Nowadays at the Panama City carnival, a queen is still selected, and parades and “comparsas” still take place. These each represent different neighborhoods in the city as well as the ever present Panamanian multiculturalism. In the evenings there are open-air concerts where both national as well as international artists participate.

Something that the carnivals of the city have in common with those of the interior are the “culecos”. During the day to mitigate the heat and intense sun, water is sprayed from attendees from tank trucks. All while people below dance to music and have fun.

Photo: Panama America

Carnival at the interior.

At the interior things change a bit during Carnival. Throughout the traditional carnival there are two great protagonists: the “Calle arriba” (Up-street) Queen and the “Calle abajo” (Down-street) Queen. The town becomes divided into two groups and each group, called “Tuna” (The queen’s court) prepares for a whole year for this great celebration. From practicing “tonadas” (music) to making costumes, floats, and fund-raising, among other activities prior to Carnival.

Being a carnival queen plays an important role and it carries a lot of pride in it. It is not easy to be chosen as queen. First the family must have history within the town; the matter becomes easier if a grandmother or aunt was already a queen. However that does not guarantee anything. Families should also be prepared financially to meet all the costs of being a Carnival queen. Some girls start their journey to become a Carnival queen from a very young age, becoming princesses of other queens.

Celebrations begin on Friday night, with the coronation of the queen. Then they take a ride in their luxurious allegorical float, through the main town square. Meanwhile behind each queen goes their “Tuna” (The queen’s court), to the rhythm of the “murga” (musical genre of the Panamanian carnivals) singing songs against the other queen.

The next day “culecos” are celebrated. On this occasion the queens also go out in their floats to go around the town, along with their court.

During the 4 days and nights of Carnival these types of activities are carried out. There are also day and night parties for attendees of the celebrations.

Photo: TVN

Ending the Carnival

The closing of the carnival in Panama is celebrated on Wednesday very early in the morning.

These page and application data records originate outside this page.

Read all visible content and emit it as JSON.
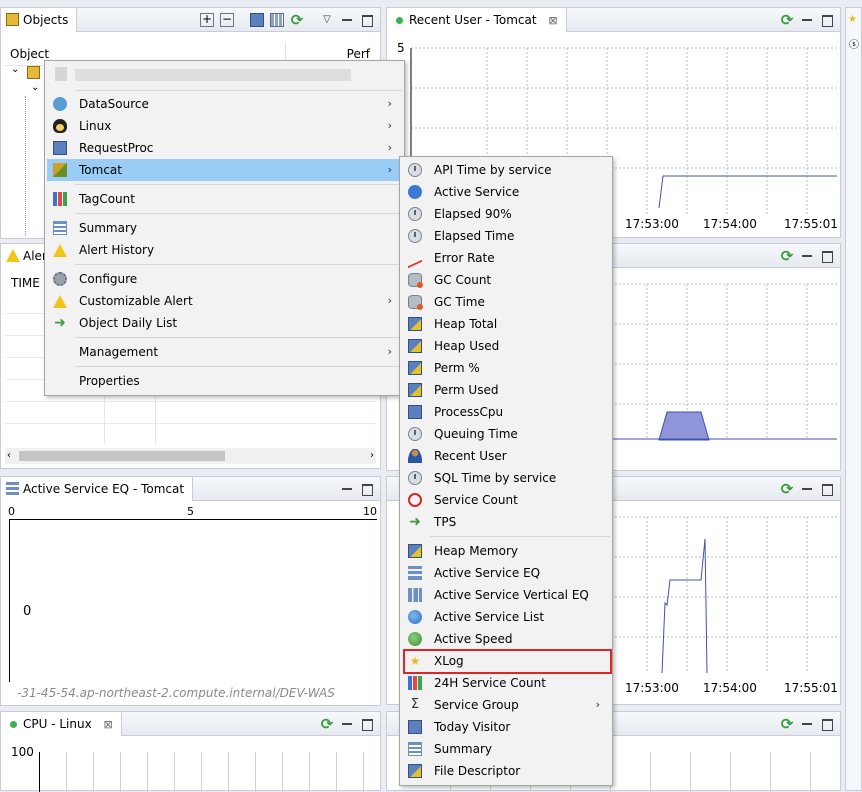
{
  "objects_panel": {
    "tab_label": "Objects",
    "col_object": "Object",
    "col_perf": "Perf"
  },
  "alert_panel": {
    "tab_label": "Aler",
    "col_time": "TIME"
  },
  "active_service_panel": {
    "tab_label": "Active Service EQ - Tomcat",
    "tick_0": "0",
    "tick_5": "5",
    "tick_10": "10",
    "value": "0",
    "footer": "-31-45-54.ap-northeast-2.compute.internal/DEV-WAS"
  },
  "cpu_panel": {
    "tab_label": "CPU - Linux",
    "y_tick": "100"
  },
  "recent_user_panel": {
    "tab_label": "Recent User - Tomcat",
    "y_tick": "5"
  },
  "time_ticks": [
    "17:53:00",
    "17:54:00",
    "17:55:01"
  ],
  "first_menu": {
    "items": [
      {
        "label": "DataSource",
        "icon": "datasource-icon",
        "submenu": true
      },
      {
        "label": "Linux",
        "icon": "linux-icon",
        "submenu": true
      },
      {
        "label": "RequestProc",
        "icon": "requestproc-icon",
        "submenu": true
      },
      {
        "label": "Tomcat",
        "icon": "tomcat-icon",
        "submenu": true,
        "active": true
      },
      {
        "label": "TagCount",
        "icon": "tagcount-icon"
      },
      {
        "label": "Summary",
        "icon": "summary-icon"
      },
      {
        "label": "Alert History",
        "icon": "alert-history-icon"
      },
      {
        "label": "Configure",
        "icon": "configure-icon"
      },
      {
        "label": "Customizable Alert",
        "icon": "customizable-alert-icon",
        "submenu": true
      },
      {
        "label": "Object Daily List",
        "icon": "object-daily-list-icon"
      },
      {
        "label": "Management",
        "submenu": true
      },
      {
        "label": "Properties"
      }
    ]
  },
  "tomcat_submenu": {
    "items": [
      {
        "label": "API Time by service"
      },
      {
        "label": "Active Service"
      },
      {
        "label": "Elapsed 90%"
      },
      {
        "label": "Elapsed Time"
      },
      {
        "label": "Error Rate"
      },
      {
        "label": "GC Count"
      },
      {
        "label": "GC Time"
      },
      {
        "label": "Heap Total"
      },
      {
        "label": "Heap Used"
      },
      {
        "label": "Perm %"
      },
      {
        "label": "Perm Used"
      },
      {
        "label": "ProcessCpu"
      },
      {
        "label": "Queuing Time"
      },
      {
        "label": "Recent User"
      },
      {
        "label": "SQL Time by service"
      },
      {
        "label": "Service Count"
      },
      {
        "label": "TPS"
      },
      {
        "label": "Heap Memory"
      },
      {
        "label": "Active Service EQ"
      },
      {
        "label": "Active Service Vertical EQ"
      },
      {
        "label": "Active Service List"
      },
      {
        "label": "Active Speed"
      },
      {
        "label": "XLog",
        "highlighted": true
      },
      {
        "label": "24H Service Count"
      },
      {
        "label": "Service Group",
        "submenu": true
      },
      {
        "label": "Today Visitor"
      },
      {
        "label": "Summary"
      },
      {
        "label": "File Descriptor"
      }
    ]
  },
  "colors": {
    "menu_active": "#99ccf7",
    "highlight_border": "#e2232a",
    "series_line": "#3f51b5",
    "series_fill": "#8f95d8"
  }
}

This is called “el entierro de la sardina” (burying the sardine). This dish is quite common among Panamanians, especially as Lent begins on that Wednesday.

In Panama City, both the carnival queens and the general public come out crying and screaming, while a giant can of sardines goes ahead and they all act out the burial of the sardine.

In the interior, at 5:00 am the “Topon” occurs. This is when the queens of both streets meet each other at the town square. Each queen dances with their court and sings tunes against the other queen. In the midst of it all fireworks are set off, with each street competing to see who sets off the prettiest and the most fireworks. Before 7:00 am the queens parade their street again, give thanks to their courts and thus ends the Carnival.

After the Carnival

The party doesn’t end there though! The following weekend many villages celebrate what they call “carnavalitos”, a smaller version of the larger celebration. There are “culecos” and dances as well as parties throughout the night.